What you are asked to do -
Could you repeat the records below exactly, leaving out any pictures?

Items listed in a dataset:
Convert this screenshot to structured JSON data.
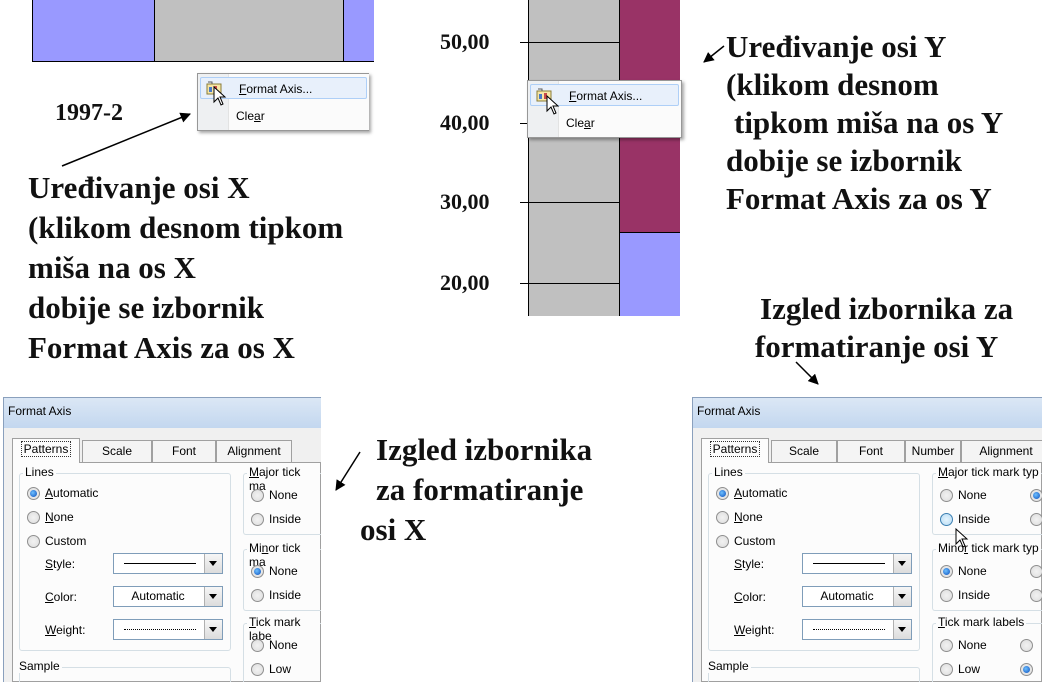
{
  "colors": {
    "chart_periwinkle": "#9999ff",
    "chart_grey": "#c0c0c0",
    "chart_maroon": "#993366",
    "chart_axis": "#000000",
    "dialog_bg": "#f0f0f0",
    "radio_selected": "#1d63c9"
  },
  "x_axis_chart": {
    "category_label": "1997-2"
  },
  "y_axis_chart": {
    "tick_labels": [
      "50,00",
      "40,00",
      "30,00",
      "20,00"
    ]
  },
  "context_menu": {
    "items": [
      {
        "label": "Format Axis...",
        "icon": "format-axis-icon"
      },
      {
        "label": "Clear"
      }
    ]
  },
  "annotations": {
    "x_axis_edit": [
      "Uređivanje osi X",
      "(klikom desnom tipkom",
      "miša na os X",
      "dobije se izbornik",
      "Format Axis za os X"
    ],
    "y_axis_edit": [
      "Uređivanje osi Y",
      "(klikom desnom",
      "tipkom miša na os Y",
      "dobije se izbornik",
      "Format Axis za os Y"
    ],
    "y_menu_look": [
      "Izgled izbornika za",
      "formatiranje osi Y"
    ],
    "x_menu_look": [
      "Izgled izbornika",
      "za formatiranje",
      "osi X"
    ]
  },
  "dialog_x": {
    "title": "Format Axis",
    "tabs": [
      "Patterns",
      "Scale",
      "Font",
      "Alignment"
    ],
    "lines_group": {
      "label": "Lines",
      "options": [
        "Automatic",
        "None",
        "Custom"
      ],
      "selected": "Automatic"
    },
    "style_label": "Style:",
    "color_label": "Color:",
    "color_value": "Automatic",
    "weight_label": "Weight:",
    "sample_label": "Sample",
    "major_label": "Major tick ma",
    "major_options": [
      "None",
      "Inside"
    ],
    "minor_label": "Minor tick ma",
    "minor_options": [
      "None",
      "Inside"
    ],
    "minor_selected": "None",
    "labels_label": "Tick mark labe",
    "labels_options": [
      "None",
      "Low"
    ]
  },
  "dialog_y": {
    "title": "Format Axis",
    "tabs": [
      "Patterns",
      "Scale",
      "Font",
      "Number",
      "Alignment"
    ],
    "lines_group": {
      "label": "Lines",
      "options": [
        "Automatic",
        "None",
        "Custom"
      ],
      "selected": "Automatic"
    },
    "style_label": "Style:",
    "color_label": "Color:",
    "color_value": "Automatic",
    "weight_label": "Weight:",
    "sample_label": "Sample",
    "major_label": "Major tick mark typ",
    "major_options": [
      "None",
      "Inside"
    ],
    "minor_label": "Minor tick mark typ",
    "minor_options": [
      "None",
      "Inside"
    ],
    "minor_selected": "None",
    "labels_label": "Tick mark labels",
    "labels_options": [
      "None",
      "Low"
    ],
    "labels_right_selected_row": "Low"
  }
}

Reply to the exercise -
Convert this screenshot to structured JSON data.
{
  "colors": {
    "chart_periwinkle": "#9999ff",
    "chart_grey": "#c0c0c0",
    "chart_maroon": "#993366",
    "chart_axis": "#000000",
    "dialog_bg": "#f0f0f0",
    "radio_selected": "#1d63c9"
  },
  "x_axis_chart": {
    "category_label": "1997-2"
  },
  "y_axis_chart": {
    "tick_labels": [
      "50,00",
      "40,00",
      "30,00",
      "20,00"
    ]
  },
  "context_menu": {
    "items": [
      {
        "label": "Format Axis...",
        "icon": "format-axis-icon"
      },
      {
        "label": "Clear"
      }
    ]
  },
  "annotations": {
    "x_axis_edit": [
      "Uređivanje osi X",
      "(klikom desnom tipkom",
      "miša na os X",
      "dobije se izbornik",
      "Format Axis za os X"
    ],
    "y_axis_edit": [
      "Uređivanje osi Y",
      "(klikom desnom",
      "tipkom miša na os Y",
      "dobije se izbornik",
      "Format Axis za os Y"
    ],
    "y_menu_look": [
      "Izgled izbornika za",
      "formatiranje osi Y"
    ],
    "x_menu_look": [
      "Izgled izbornika",
      "za formatiranje",
      "osi X"
    ]
  },
  "dialog_x": {
    "title": "Format Axis",
    "tabs": [
      "Patterns",
      "Scale",
      "Font",
      "Alignment"
    ],
    "lines_group": {
      "label": "Lines",
      "options": [
        "Automatic",
        "None",
        "Custom"
      ],
      "selected": "Automatic"
    },
    "style_label": "Style:",
    "color_label": "Color:",
    "color_value": "Automatic",
    "weight_label": "Weight:",
    "sample_label": "Sample",
    "major_label": "Major tick ma",
    "major_options": [
      "None",
      "Inside"
    ],
    "minor_label": "Minor tick ma",
    "minor_options": [
      "None",
      "Inside"
    ],
    "minor_selected": "None",
    "labels_label": "Tick mark labe",
    "labels_options": [
      "None",
      "Low"
    ]
  },
  "dialog_y": {
    "title": "Format Axis",
    "tabs": [
      "Patterns",
      "Scale",
      "Font",
      "Number",
      "Alignment"
    ],
    "lines_group": {
      "label": "Lines",
      "options": [
        "Automatic",
        "None",
        "Custom"
      ],
      "selected": "Automatic"
    },
    "style_label": "Style:",
    "color_label": "Color:",
    "color_value": "Automatic",
    "weight_label": "Weight:",
    "sample_label": "Sample",
    "major_label": "Major tick mark typ",
    "major_options": [
      "None",
      "Inside"
    ],
    "minor_label": "Minor tick mark typ",
    "minor_options": [
      "None",
      "Inside"
    ],
    "minor_selected": "None",
    "labels_label": "Tick mark labels",
    "labels_options": [
      "None",
      "Low"
    ],
    "labels_right_selected_row": "Low"
  }
}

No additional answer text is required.